But compatibility and some definition of usability realistically ended before that. By 2016 there were GPUs released that would not work with R340/R343 drivers. Compute support for these GPUs was dropped in CUDA 7.0, which was released in March of 2015.

If you want to do similar legwork as above, you can come up with a definition of “usual lifespan”. 5 years seems like a reasonable, conservative estimate. Possibly longer. The GPU generation after this one, called “Fermi” was shipping in late 2010, and is currently being phased out (CUDA 9 no longer supports Fermi, and driver support will probably be phased out soon, although R390 still supports Fermi to some degree.)

Interesting question. I am not aware on any recent (i.e. past five years) Geforce model numbers in the 9000 range.

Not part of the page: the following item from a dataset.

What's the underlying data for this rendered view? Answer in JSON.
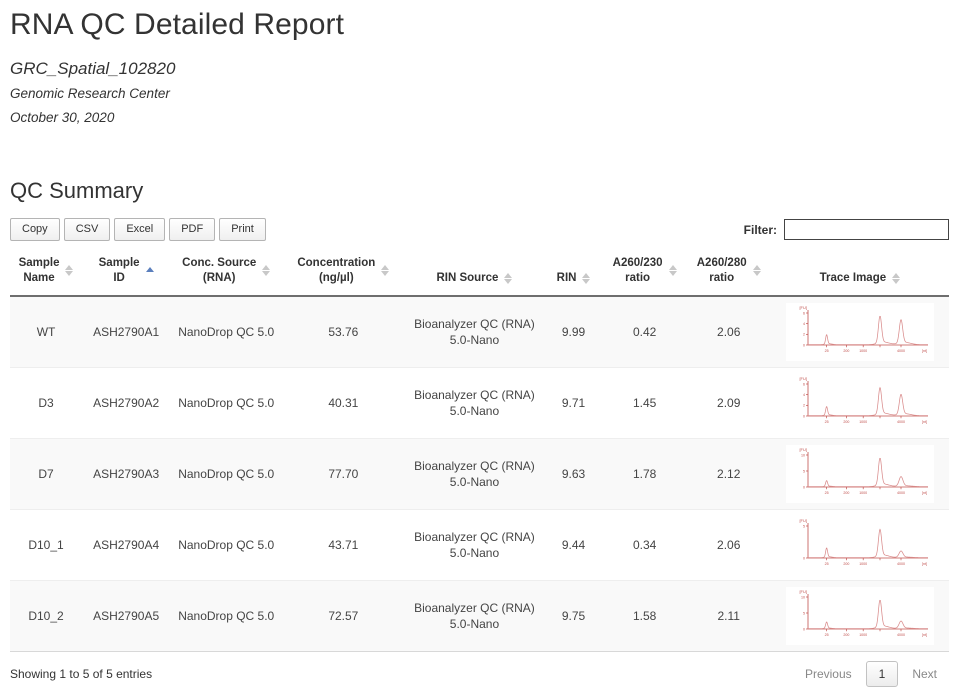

I took this to be a G96-based GPU with compute capability 1.1, ca. 2008. At this time, the minimum supported architecture is compute capability 3.0.

The GPU from the 2015 timeframe you might have come cross might have been a GTX 950 (note single trailing zero), based on the Maxwell architecture (GM206, compute capability 5.2).

Thanks again for the swift replies & comprehensive info - I’ve learnt a lot!

I’m not sure where I saw the 9500 GT was a 2015 card… I would have slung it on the recycling heap immediately if I’d released it was 10 years old!

I’m really impressed with the GTX 1050 cards - am I right in saying they’re essentially pretty low in NVidia’s current line-up?

Al

If you consider the total Pascal line-up (GT 1030 to GTX 18080 Ti), it spans roughly one decimal order of magnitude in performance (based on FLOPS and memory bandwidth). If we assign a scale of 1 to 10 to that range, the GTX 1050 rates about a 2.

Notes:

(1) The correct name is apparently GT 1030 (not GTX 1030 as I used earlier)
(2) NVIDIA seems to have released a newer version of the GT 1030 with much slower DDR4 memory